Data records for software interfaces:
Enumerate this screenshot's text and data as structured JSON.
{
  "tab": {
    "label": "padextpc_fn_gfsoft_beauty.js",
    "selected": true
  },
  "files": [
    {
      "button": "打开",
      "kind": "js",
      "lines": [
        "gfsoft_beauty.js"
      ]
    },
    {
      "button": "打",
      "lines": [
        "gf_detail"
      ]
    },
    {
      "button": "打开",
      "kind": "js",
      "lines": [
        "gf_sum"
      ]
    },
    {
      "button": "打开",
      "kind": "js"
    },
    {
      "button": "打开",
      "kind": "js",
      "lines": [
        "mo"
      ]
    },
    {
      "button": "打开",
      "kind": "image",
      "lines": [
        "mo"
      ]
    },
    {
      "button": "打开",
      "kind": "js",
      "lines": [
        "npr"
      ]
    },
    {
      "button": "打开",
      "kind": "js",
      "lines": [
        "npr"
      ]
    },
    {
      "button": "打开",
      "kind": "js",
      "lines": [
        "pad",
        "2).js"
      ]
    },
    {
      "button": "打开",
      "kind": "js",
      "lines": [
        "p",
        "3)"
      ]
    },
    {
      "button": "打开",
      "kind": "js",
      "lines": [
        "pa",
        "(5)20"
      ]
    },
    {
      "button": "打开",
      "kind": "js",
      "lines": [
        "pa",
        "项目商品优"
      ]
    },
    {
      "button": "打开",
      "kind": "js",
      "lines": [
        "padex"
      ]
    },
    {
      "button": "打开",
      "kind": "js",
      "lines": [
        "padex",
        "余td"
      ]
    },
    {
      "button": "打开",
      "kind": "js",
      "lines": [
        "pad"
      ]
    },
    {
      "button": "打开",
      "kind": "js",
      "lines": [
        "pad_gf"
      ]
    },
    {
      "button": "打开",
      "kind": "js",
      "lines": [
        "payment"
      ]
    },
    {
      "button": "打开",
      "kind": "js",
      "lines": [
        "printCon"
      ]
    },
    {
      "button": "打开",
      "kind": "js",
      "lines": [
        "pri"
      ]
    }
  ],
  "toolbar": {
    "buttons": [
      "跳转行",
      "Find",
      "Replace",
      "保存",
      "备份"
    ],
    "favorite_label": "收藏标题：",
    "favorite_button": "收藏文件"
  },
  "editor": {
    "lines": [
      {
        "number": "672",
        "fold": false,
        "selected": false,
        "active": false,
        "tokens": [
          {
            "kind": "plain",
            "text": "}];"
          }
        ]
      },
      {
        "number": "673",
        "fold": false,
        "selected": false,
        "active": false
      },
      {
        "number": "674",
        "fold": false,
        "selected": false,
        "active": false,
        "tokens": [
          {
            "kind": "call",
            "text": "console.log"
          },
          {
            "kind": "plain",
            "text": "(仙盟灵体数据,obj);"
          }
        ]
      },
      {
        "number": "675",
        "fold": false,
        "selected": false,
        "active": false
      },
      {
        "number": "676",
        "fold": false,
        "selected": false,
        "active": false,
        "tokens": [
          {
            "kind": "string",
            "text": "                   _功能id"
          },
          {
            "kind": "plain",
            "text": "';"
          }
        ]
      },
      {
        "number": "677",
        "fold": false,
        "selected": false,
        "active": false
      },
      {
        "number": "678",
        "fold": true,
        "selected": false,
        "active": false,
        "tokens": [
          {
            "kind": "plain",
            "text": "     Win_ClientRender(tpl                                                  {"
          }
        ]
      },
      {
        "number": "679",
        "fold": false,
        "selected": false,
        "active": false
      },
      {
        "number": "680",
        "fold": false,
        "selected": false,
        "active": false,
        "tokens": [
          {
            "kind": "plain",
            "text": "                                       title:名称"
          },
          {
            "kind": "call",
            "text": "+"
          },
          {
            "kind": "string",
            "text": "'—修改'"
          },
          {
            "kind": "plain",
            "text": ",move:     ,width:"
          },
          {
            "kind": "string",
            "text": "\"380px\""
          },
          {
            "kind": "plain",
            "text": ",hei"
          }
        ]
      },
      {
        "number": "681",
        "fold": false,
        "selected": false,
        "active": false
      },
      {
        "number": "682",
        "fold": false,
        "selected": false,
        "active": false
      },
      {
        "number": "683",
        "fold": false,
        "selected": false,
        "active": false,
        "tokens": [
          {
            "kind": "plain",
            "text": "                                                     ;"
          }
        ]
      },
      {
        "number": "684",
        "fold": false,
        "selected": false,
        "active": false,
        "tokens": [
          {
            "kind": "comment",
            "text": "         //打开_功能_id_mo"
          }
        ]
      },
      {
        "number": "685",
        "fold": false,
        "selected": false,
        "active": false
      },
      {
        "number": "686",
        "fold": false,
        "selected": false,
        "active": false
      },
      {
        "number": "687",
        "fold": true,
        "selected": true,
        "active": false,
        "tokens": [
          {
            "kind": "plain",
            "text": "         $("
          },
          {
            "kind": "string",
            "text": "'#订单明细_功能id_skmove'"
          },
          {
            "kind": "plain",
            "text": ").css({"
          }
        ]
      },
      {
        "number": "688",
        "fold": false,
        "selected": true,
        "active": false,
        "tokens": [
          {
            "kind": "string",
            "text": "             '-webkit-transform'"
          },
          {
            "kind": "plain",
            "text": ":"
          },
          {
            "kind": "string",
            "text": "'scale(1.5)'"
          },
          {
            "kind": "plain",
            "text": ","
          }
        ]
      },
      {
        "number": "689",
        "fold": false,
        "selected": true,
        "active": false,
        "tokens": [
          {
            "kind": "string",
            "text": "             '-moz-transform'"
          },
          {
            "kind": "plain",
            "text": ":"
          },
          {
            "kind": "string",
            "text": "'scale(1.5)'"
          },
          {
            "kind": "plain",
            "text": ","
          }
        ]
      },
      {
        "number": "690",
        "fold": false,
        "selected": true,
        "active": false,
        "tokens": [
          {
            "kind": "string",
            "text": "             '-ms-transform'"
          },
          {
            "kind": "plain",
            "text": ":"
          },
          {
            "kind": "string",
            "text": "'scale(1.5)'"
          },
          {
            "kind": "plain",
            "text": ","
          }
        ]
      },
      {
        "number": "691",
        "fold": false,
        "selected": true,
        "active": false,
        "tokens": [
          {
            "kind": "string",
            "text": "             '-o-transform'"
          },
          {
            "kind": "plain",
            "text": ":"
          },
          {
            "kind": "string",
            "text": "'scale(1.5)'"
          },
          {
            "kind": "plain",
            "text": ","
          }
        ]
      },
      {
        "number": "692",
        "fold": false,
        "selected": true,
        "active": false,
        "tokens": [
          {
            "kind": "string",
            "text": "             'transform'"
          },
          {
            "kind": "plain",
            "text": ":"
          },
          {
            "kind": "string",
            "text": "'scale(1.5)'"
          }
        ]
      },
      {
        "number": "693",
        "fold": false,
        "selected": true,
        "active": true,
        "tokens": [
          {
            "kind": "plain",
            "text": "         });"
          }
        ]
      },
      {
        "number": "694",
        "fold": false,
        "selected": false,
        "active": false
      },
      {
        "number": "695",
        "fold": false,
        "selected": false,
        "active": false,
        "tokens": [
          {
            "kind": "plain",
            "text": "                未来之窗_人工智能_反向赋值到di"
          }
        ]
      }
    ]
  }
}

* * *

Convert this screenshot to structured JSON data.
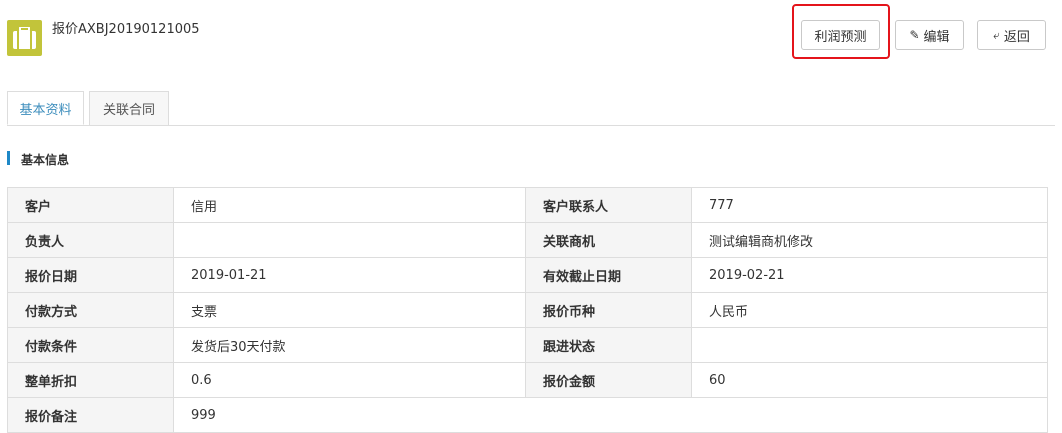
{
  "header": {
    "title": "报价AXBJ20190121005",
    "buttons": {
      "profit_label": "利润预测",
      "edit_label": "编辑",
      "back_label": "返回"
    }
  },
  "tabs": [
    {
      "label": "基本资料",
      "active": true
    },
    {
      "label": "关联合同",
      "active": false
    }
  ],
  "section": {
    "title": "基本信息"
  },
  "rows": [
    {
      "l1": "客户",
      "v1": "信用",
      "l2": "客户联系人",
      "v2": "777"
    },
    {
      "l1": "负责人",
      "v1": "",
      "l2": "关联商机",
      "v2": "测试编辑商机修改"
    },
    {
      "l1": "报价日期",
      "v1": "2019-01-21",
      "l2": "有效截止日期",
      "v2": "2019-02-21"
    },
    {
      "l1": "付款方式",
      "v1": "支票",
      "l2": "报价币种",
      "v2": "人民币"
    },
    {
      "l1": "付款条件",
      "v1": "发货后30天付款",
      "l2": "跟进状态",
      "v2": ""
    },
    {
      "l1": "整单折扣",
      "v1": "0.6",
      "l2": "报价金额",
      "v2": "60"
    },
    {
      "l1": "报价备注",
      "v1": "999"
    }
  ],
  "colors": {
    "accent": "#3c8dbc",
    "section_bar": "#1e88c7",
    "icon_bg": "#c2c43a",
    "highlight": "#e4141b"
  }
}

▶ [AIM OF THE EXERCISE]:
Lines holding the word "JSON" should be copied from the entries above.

▶ [ANSWER SECTION]:
Enumerate this screenshot's text and data as structured JSON.
Convert this screenshot to structured JSON data.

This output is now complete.